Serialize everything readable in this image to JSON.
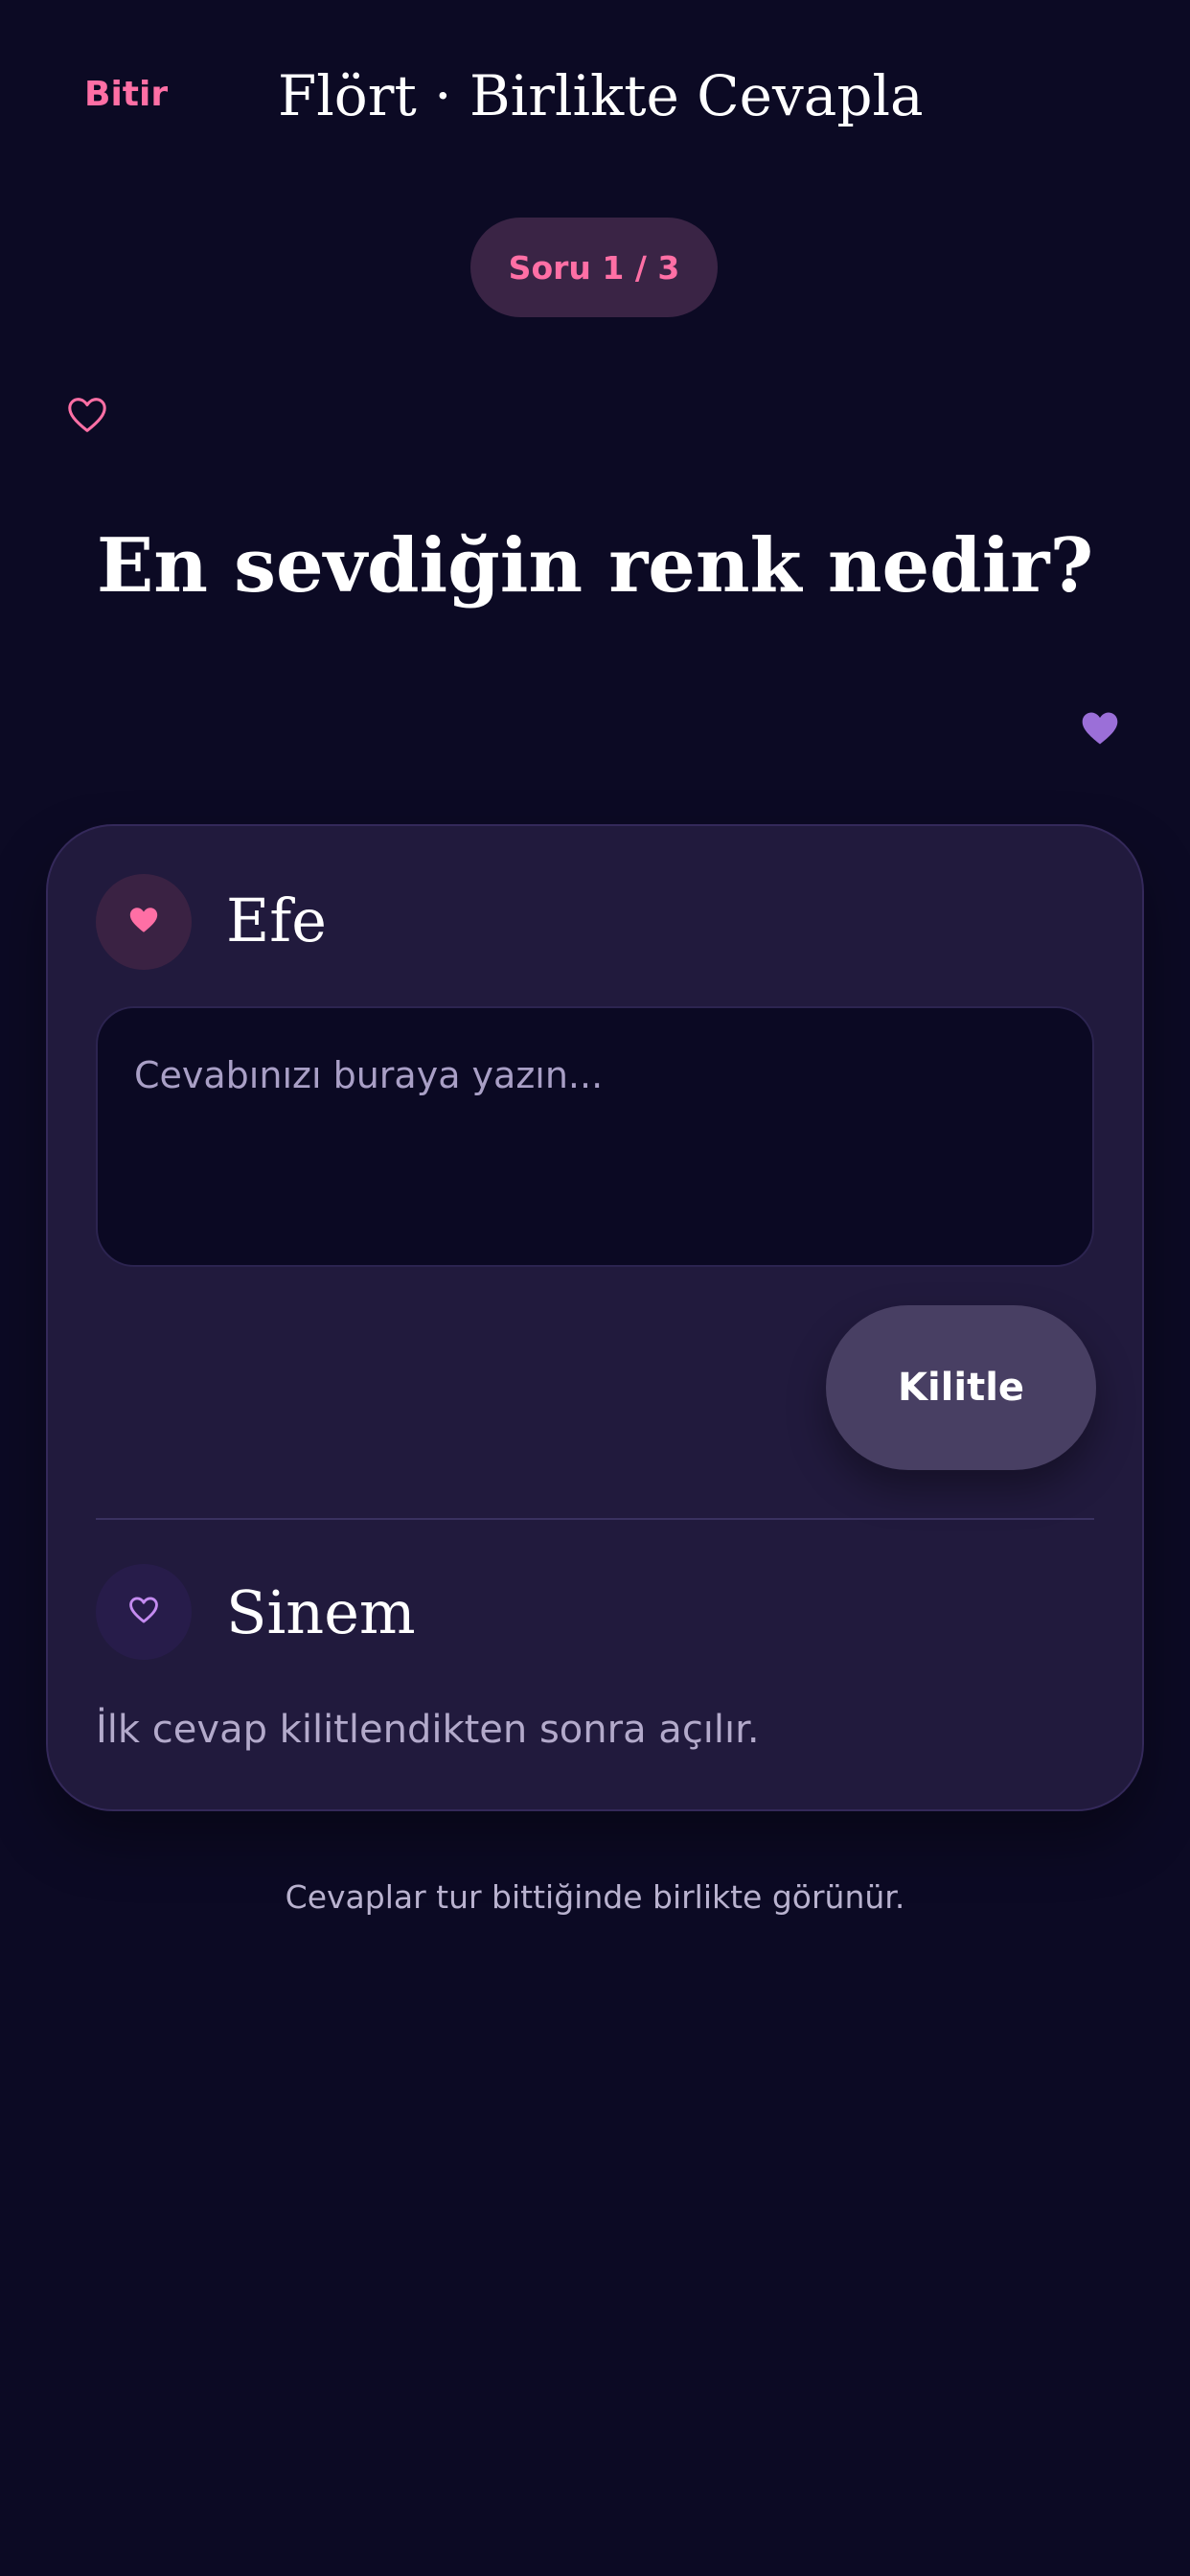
{
  "header": {
    "finish_label": "Bitir",
    "title": "Flört · Birlikte Cevapla"
  },
  "progress": {
    "label": "Soru 1 / 3",
    "current": 1,
    "total": 3
  },
  "question": {
    "text": "En sevdiğin renk nedir?"
  },
  "players": [
    {
      "name": "Efe",
      "icon": "heart-filled-icon",
      "answer_placeholder": "Cevabınızı buraya yazın...",
      "answer_value": "",
      "lock_label": "Kilitle"
    },
    {
      "name": "Sinem",
      "icon": "heart-outline-icon",
      "waiting_text": "İlk cevap kilitlendikten sonra açılır."
    }
  ],
  "footer": {
    "note": "Cevaplar tur bittiğinde birlikte görünür."
  },
  "colors": {
    "background": "#0c0a24",
    "card": "#211a3d",
    "accent_pink": "#ff6fa5",
    "accent_purple": "#9b6fd8",
    "lock_button": "#483f63"
  }
}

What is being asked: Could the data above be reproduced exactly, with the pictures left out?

Response for this exercise:
Serialize everything readable in this image to JSON.
{
  "header": {
    "finish_label": "Bitir",
    "title": "Flört · Birlikte Cevapla"
  },
  "progress": {
    "label": "Soru 1 / 3",
    "current": 1,
    "total": 3
  },
  "question": {
    "text": "En sevdiğin renk nedir?"
  },
  "players": [
    {
      "name": "Efe",
      "icon": "heart-filled-icon",
      "answer_placeholder": "Cevabınızı buraya yazın...",
      "answer_value": "",
      "lock_label": "Kilitle"
    },
    {
      "name": "Sinem",
      "icon": "heart-outline-icon",
      "waiting_text": "İlk cevap kilitlendikten sonra açılır."
    }
  ],
  "footer": {
    "note": "Cevaplar tur bittiğinde birlikte görünür."
  },
  "colors": {
    "background": "#0c0a24",
    "card": "#211a3d",
    "accent_pink": "#ff6fa5",
    "accent_purple": "#9b6fd8",
    "lock_button": "#483f63"
  }
}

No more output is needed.